**Activity:**
Show every line in the records below that contains the word "Personalizado".
────────
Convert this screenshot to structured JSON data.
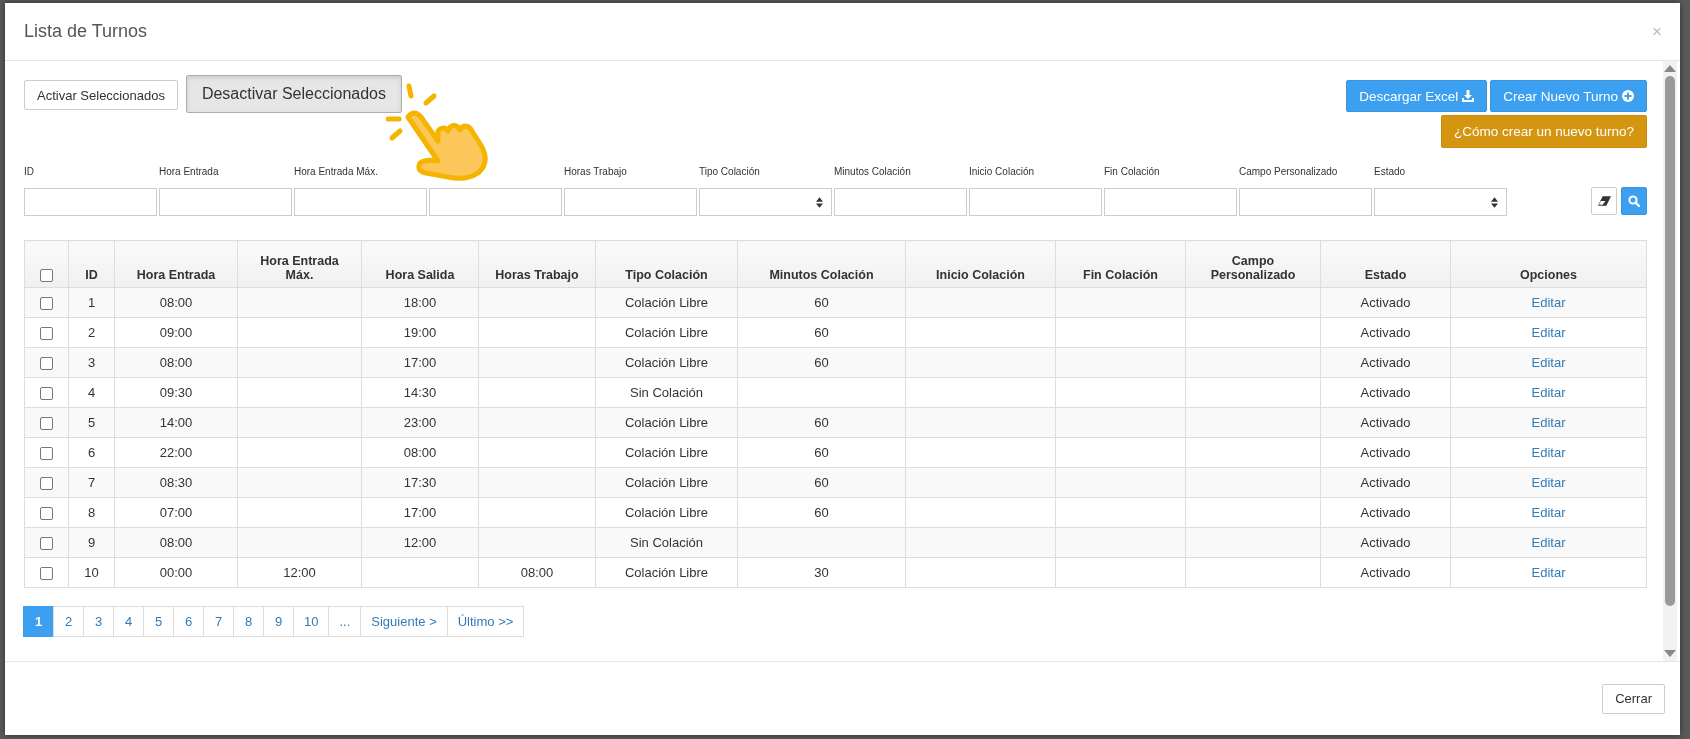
{
  "modal": {
    "title": "Lista de Turnos",
    "close": "×"
  },
  "actions": {
    "left": [
      {
        "label": "Activar Seleccionados",
        "kind": "normal"
      },
      {
        "label": "Desactivar Seleccionados",
        "kind": "pressed"
      }
    ],
    "right": [
      {
        "label": "Descargar Excel",
        "kind": "download"
      },
      {
        "label": "Crear Nuevo Turno",
        "kind": "create"
      }
    ],
    "help": "¿Cómo crear un nuevo turno?"
  },
  "filters": [
    {
      "label": "ID",
      "kind": "text"
    },
    {
      "label": "Hora Entrada",
      "kind": "text"
    },
    {
      "label": "Hora Entrada Máx.",
      "kind": "text"
    },
    {
      "kind": "text"
    },
    {
      "label": "Horas Trabajo",
      "kind": "text"
    },
    {
      "label": "Tipo Colación",
      "kind": "select"
    },
    {
      "label": "Minutos Colación",
      "kind": "text"
    },
    {
      "label": "Inicio Colación",
      "kind": "text"
    },
    {
      "label": "Fin Colación",
      "kind": "text"
    },
    {
      "label": "Campo Personalizado",
      "kind": "text"
    },
    {
      "label": "Estado",
      "kind": "select"
    }
  ],
  "table": {
    "select_all_checked": false,
    "columns": [
      "ID",
      "Hora Entrada",
      "Hora Entrada Máx.",
      "Hora Salida",
      "Horas Trabajo",
      "Tipo Colación",
      "Minutos Colación",
      "Inicio Colación",
      "Fin Colación",
      "Campo Personalizado",
      "Estado",
      "Opciones"
    ],
    "rows": [
      {
        "checked": false,
        "cells": [
          "1",
          "08:00",
          null,
          "18:00",
          null,
          "Colación Libre",
          "60",
          null,
          null,
          null,
          "Activado",
          "Editar"
        ]
      },
      {
        "checked": false,
        "cells": [
          "2",
          "09:00",
          null,
          "19:00",
          null,
          "Colación Libre",
          "60",
          null,
          null,
          null,
          "Activado",
          "Editar"
        ]
      },
      {
        "checked": false,
        "cells": [
          "3",
          "08:00",
          null,
          "17:00",
          null,
          "Colación Libre",
          "60",
          null,
          null,
          null,
          "Activado",
          "Editar"
        ]
      },
      {
        "checked": false,
        "cells": [
          "4",
          "09:30",
          null,
          "14:30",
          null,
          "Sin Colación",
          null,
          null,
          null,
          null,
          "Activado",
          "Editar"
        ]
      },
      {
        "checked": false,
        "cells": [
          "5",
          "14:00",
          null,
          "23:00",
          null,
          "Colación Libre",
          "60",
          null,
          null,
          null,
          "Activado",
          "Editar"
        ]
      },
      {
        "checked": false,
        "cells": [
          "6",
          "22:00",
          null,
          "08:00",
          null,
          "Colación Libre",
          "60",
          null,
          null,
          null,
          "Activado",
          "Editar"
        ]
      },
      {
        "checked": false,
        "cells": [
          "7",
          "08:30",
          null,
          "17:30",
          null,
          "Colación Libre",
          "60",
          null,
          null,
          null,
          "Activado",
          "Editar"
        ]
      },
      {
        "checked": false,
        "cells": [
          "8",
          "07:00",
          null,
          "17:00",
          null,
          "Colación Libre",
          "60",
          null,
          null,
          null,
          "Activado",
          "Editar"
        ]
      },
      {
        "checked": false,
        "cells": [
          "9",
          "08:00",
          null,
          "12:00",
          null,
          "Sin Colación",
          null,
          null,
          null,
          null,
          "Activado",
          "Editar"
        ]
      },
      {
        "checked": false,
        "cells": [
          "10",
          "00:00",
          "12:00",
          null,
          "08:00",
          "Colación Libre",
          "30",
          null,
          null,
          null,
          "Activado",
          "Editar"
        ]
      }
    ]
  },
  "pagination": [
    {
      "label": "1",
      "selected": true
    },
    {
      "label": "2",
      "selected": false
    },
    {
      "label": "3",
      "selected": false
    },
    {
      "label": "4",
      "selected": false
    },
    {
      "label": "5",
      "selected": false
    },
    {
      "label": "6",
      "selected": false
    },
    {
      "label": "7",
      "selected": false
    },
    {
      "label": "8",
      "selected": false
    },
    {
      "label": "9",
      "selected": false
    },
    {
      "label": "10",
      "selected": false
    },
    {
      "label": "...",
      "selected": false
    },
    {
      "label": "Siguiente >",
      "selected": false
    },
    {
      "label": "Último >>",
      "selected": false
    }
  ],
  "footer": {
    "close_button": "Cerrar"
  }
}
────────
**Exercise response:**
      "label": "Campo Personalizado",
      "Campo Personalizado",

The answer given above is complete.